Cynics might merely point to the banking industry as evidence that, where malpractice applies, whole sectors tend to move in a herd.
Players hear on the industry grapevine what the opposition is up to, and lean towards doing the same to prevent their rivals gaining an unfair competitive advantage. If that does prove the case, then consumer retribution could be swift. VW car sales fell by a fifth in November compared with the same month in 2014.
It is likely the big boys, from General Motors and Ford downwards, will ramp up their marketing to counter the negative publicity surrounding the industry.
That would be even more the case if the diesel emissions scandal is found to be hydra-headed. And that could hit profit margins industry-wide.
At this stage, however, it remains hypothetical. If the VW scandal, with about one million vehicles worldwide being affected, is found to be a one-off then the sector’s wider prospects remain as solid as they have been for some years.
The Scotch Whisky sector has reasons for moderate good cheer in 2016. Holyrood’s attempt to introduce a 50p per unit minimum price on alcohol suffered a setback earlier this month when Europe’s top court ruled it would be against European Union law as a restraint on trade as other tax options existed.
In addition, up to 40 new distilleries are planned across Scotland by Scotch whisky producers, a tangible gesture of faith in prospects for an industry that has been buffeted in the past few years by the well-chronicled problems in emerging markets where Scotch is an archetypal “cachet” product.
There is even modestly good news on the latter. Figures in November showed that the decline in Scotch exports has slowed sharply, raising hopes that previous strong growth in those emerging markets may resume in the not too distant future, if not in 2016, then the following year.
Exports by value in the first half of 2015 fell 3 per cent to £1.7 billion, compared with a deeper 11 per cent slide in the same six months of the previous year. Particularly welcome is the crucial Chinese market returning to growth in the first half, as much for its demographic potential as bottom-line contribution.
That is good news even if it is too soon to get carried away, with economic headwinds and political uncertainty still negative factors in various parts of the world, and the relative strength of sterling also not doing the Scotch sector too many favours.
Equally, no early recovery is seen in more mature whisky markets such as Germany, France and Spain, given the eurozone’s fragile economic state.
Even so, as we enter the new year it is not unrealistic to say the glass for Scots whisky, worth about £5bn to the economy, remains half full rather than half empty.
Cyber-security has definitely moved from the realms of science fiction to a crucial concern for business and government. IT systems are seen as the new likely avenue for attack for hackers, be it governments, terrorists or common-or-garden criminals.
As accountancy giant KPMG noted yesterday, a recent field trial by the Office for National Statistics suggested that there could have been more than 7.5 million cyber offences committed against individuals last year.
The true picture is likely to be even more worrying, as many cyber crimes against business organisations are likely to remain unreported, sometimes for fear of both alarming and losing customers.

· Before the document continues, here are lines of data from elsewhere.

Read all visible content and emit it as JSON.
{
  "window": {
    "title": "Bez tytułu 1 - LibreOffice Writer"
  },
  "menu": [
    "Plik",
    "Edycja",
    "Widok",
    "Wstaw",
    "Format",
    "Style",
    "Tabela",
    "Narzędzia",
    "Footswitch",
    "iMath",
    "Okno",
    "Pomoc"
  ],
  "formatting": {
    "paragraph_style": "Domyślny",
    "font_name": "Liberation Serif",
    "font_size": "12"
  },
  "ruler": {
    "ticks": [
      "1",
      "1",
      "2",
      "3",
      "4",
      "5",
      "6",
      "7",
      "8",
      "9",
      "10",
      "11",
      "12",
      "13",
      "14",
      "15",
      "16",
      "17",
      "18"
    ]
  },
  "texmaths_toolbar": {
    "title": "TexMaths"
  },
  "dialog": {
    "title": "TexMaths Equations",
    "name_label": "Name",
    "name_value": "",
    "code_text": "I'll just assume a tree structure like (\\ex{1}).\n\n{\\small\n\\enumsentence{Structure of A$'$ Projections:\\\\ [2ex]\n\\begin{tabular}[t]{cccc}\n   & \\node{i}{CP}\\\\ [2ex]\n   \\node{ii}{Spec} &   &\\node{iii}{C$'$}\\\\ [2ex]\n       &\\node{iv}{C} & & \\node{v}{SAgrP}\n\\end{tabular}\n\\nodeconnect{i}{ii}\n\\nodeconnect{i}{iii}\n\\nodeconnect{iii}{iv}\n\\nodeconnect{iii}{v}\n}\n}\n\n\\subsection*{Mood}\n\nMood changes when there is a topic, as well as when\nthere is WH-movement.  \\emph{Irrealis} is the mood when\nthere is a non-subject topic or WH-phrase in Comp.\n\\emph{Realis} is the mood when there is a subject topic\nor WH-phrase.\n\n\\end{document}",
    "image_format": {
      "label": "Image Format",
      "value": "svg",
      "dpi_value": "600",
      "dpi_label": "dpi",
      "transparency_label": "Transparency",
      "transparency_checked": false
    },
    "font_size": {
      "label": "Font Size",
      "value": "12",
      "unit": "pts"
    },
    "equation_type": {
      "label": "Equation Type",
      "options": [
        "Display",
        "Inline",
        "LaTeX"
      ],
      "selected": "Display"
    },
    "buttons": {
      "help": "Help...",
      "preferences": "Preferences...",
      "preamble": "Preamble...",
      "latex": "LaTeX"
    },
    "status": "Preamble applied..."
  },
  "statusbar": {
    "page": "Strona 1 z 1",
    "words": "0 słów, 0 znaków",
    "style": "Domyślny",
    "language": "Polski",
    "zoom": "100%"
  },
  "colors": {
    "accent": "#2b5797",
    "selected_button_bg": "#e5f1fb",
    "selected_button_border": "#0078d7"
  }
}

Nudged on by the regulators, including the Bank of England, quite a number of financial institutions have conducted mock-up attacks on their IT infrastructure to see if their cyber security comes up to snuff.

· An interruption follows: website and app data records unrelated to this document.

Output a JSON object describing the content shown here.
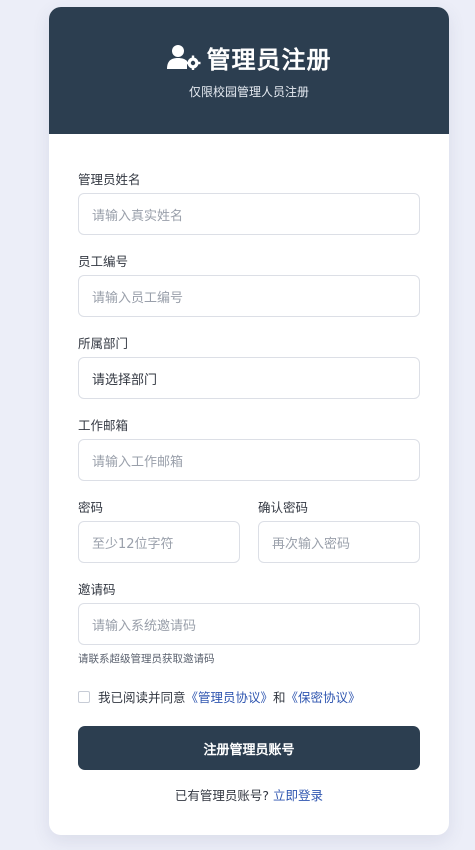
{
  "header": {
    "title": "管理员注册",
    "subtitle": "仅限校园管理人员注册",
    "icon": "user-gear-icon"
  },
  "form": {
    "name": {
      "label": "管理员姓名",
      "placeholder": "请输入真实姓名"
    },
    "employee_id": {
      "label": "员工编号",
      "placeholder": "请输入员工编号"
    },
    "department": {
      "label": "所属部门",
      "selected": "请选择部门"
    },
    "email": {
      "label": "工作邮箱",
      "placeholder": "请输入工作邮箱"
    },
    "password": {
      "label": "密码",
      "placeholder": "至少12位字符"
    },
    "confirm_password": {
      "label": "确认密码",
      "placeholder": "再次输入密码"
    },
    "invite_code": {
      "label": "邀请码",
      "placeholder": "请输入系统邀请码",
      "hint": "请联系超级管理员获取邀请码"
    }
  },
  "agreement": {
    "prefix": "我已阅读并同意",
    "link1": "《管理员协议》",
    "conjunction": "和",
    "link2": "《保密协议》"
  },
  "submit_label": "注册管理员账号",
  "login": {
    "prompt": "已有管理员账号?",
    "link": "立即登录"
  },
  "colors": {
    "header_bg": "#2c3e50",
    "button_bg": "#2c3e50",
    "link": "#2f56b0",
    "page_bg": "#eceef8"
  }
}
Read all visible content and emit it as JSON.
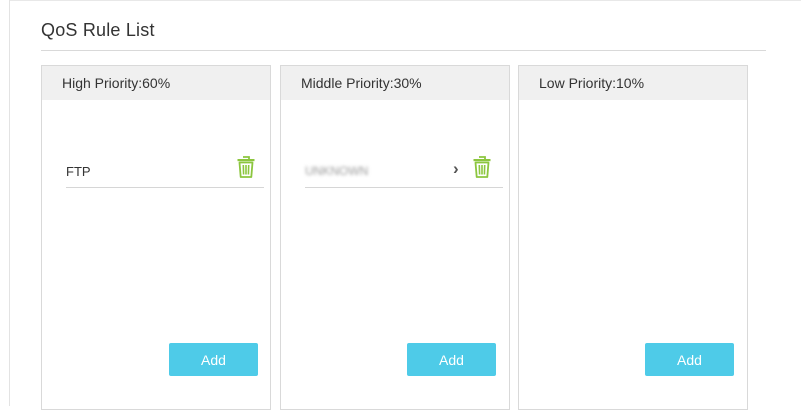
{
  "page": {
    "title": "QoS Rule List"
  },
  "panels": [
    {
      "header": "High Priority:60%",
      "rules": [
        {
          "name": "FTP"
        }
      ],
      "add_label": "Add"
    },
    {
      "header": "Middle Priority:30%",
      "rules": [
        {
          "name": "UNKNOWN"
        }
      ],
      "add_label": "Add"
    },
    {
      "header": "Low Priority:10%",
      "rules": [],
      "add_label": "Add"
    }
  ],
  "colors": {
    "accent": "#4ecbe8",
    "trash_icon": "#8cc63f",
    "header_bg": "#f0f0f0"
  },
  "icons": {
    "delete": "trash-icon",
    "expand": "chevron-right-icon"
  }
}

That is a trend that is likely to continue, and business investment in secure electronic systems that underpin their operations will undoubtedly accelerate in 2016 and beyond.
It is difficult to argue with one of KPMG’s conclusions, that the public will increasingly want transparency from companies handling people’s data and money as to how they are addressing cyber weaknesses.
If the result of that is a sharp ratchet up in spending on sophisticated anti-cyber crime software, then so be it.